In 1872 bitterness between the progressive factions reached a zenith and the foundation of the new Spanish Savoy monarchy began to crumble from beneath the feet of Amadeo I. In Basque and Catalan the Carlists rose up again in another rebellion and revolutionary republicans began to take to the streets in cities across Spain, starting out as protests but quickly turning into violent riots. The army proved to be as divided as the other segments of society and when the artillery corps went on strike, at such a critical time, the suddenly alarmed government demanded that King Amadeo do something about it. With two-thirds of the country against him, members of the remaining third were calling on him to start shooting down his adopted people. King Amadeo finally determined that he had had enough. He had not come to Spain for this. In the chance that it would do some good he ordered the artillery to return to duty and then, on February 11, 1873 turned in his formal abdication to the government. In his parting speech before the Cortes an exasperated ex-King Amadeo famously declared the Spanish people to be ungovernable and walked out. Later that night the First Spanish Republic was formally declared.
A thoroughly disgusted Amadeus was relieved to return to his native Italy and become Duke of Aosta again. If the Spanish were glad to see him go, they were probably still not so glad as he was to leave. He probably felt somewhat betrayed and he had reason to. His last Prime Minister later became one of the most ardent and troublesome republicans in Spain, which would suggest that he was less than fully committed to his sovereign. He was told he had been brought to Spain to lead a free and liberal constitutional monarchy, yet many of his supposed supporters turned against him when he refused to grant them dictatorial powers to deal with their enemies. The impossibility of the situation he faced comes into even clearer focus considering that the First Spanish Republic that replaced him lasted less than a year and was torn by three simultaneous civil wars and a revolution in Cuba. In the end, a ‘compromise monarchy’ was restored in the person of King Alfonso XII, son of the still disliked Isabella II. Prince Amadeus, Duke of Aosta, former King of Spain, contented himself with a much more peaceful life in Turin.
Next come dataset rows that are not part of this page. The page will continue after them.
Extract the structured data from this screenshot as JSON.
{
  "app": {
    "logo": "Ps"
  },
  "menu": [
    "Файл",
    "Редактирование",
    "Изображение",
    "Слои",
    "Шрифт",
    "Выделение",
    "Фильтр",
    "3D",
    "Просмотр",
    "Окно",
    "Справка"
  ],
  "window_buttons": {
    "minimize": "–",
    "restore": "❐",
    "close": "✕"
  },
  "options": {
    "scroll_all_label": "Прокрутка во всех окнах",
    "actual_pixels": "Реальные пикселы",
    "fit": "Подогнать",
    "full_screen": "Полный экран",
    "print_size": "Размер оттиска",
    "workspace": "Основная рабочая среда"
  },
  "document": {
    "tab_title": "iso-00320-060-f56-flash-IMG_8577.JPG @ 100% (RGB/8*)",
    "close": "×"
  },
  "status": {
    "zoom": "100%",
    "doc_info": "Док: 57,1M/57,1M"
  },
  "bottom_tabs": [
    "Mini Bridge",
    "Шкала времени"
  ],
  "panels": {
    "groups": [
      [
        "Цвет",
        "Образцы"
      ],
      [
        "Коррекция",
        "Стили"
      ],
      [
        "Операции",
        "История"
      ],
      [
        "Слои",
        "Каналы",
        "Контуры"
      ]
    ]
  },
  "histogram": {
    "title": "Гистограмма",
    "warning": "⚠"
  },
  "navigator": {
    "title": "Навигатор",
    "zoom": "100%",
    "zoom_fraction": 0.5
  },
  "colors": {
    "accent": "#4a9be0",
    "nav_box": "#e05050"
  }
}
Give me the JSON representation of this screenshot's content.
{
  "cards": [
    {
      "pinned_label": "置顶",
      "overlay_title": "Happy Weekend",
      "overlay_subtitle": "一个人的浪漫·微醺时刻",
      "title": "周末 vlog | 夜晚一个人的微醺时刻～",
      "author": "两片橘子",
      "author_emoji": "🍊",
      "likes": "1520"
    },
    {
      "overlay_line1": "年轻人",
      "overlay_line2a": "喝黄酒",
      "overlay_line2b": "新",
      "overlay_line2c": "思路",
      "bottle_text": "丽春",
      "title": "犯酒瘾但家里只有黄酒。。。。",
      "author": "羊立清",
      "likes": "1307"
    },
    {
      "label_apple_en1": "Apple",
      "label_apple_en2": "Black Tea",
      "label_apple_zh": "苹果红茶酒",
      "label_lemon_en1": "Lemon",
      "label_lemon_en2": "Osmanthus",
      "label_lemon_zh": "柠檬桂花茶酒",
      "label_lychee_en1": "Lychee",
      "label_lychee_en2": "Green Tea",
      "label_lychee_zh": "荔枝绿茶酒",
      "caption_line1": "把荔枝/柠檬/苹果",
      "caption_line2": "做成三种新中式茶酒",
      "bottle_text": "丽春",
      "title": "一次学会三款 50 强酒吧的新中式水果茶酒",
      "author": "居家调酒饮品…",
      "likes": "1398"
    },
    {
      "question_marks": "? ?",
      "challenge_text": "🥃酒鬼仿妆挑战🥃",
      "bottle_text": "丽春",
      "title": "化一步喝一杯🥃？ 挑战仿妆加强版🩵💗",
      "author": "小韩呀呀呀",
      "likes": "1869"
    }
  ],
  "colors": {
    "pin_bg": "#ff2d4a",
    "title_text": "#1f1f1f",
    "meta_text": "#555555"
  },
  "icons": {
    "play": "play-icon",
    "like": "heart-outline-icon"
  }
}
The Bonaparte family was happy enough with the marriage as it put their name on the front page of every newspaper in Europe and marked the first time since 1859 that a Bonaparte had married a member of a reigning Royal Family. Interest in the late French Empire resurged in France and some news sheets commented that a restoration of the Napoleonic government might have been possible. This was certainly not the first time such royal relatives married, and his second marriage is not something most remember about former King Amadeo I, but regardless of how many strange royal unions one may know about -it’s just rather creepy. However, for the Duke of Aosta, his life as a newly remarried man was not to last long. Less than two years after his wedding, at the age of only 44, he died in Turin on January 18, 1890 at the Royal Palace. His descendants would go on to great fame in several instances, and of course they are still around today but the first Duke of Aosta will probably always be most remembered for his brief stint as the one and only Savoy King of Spain.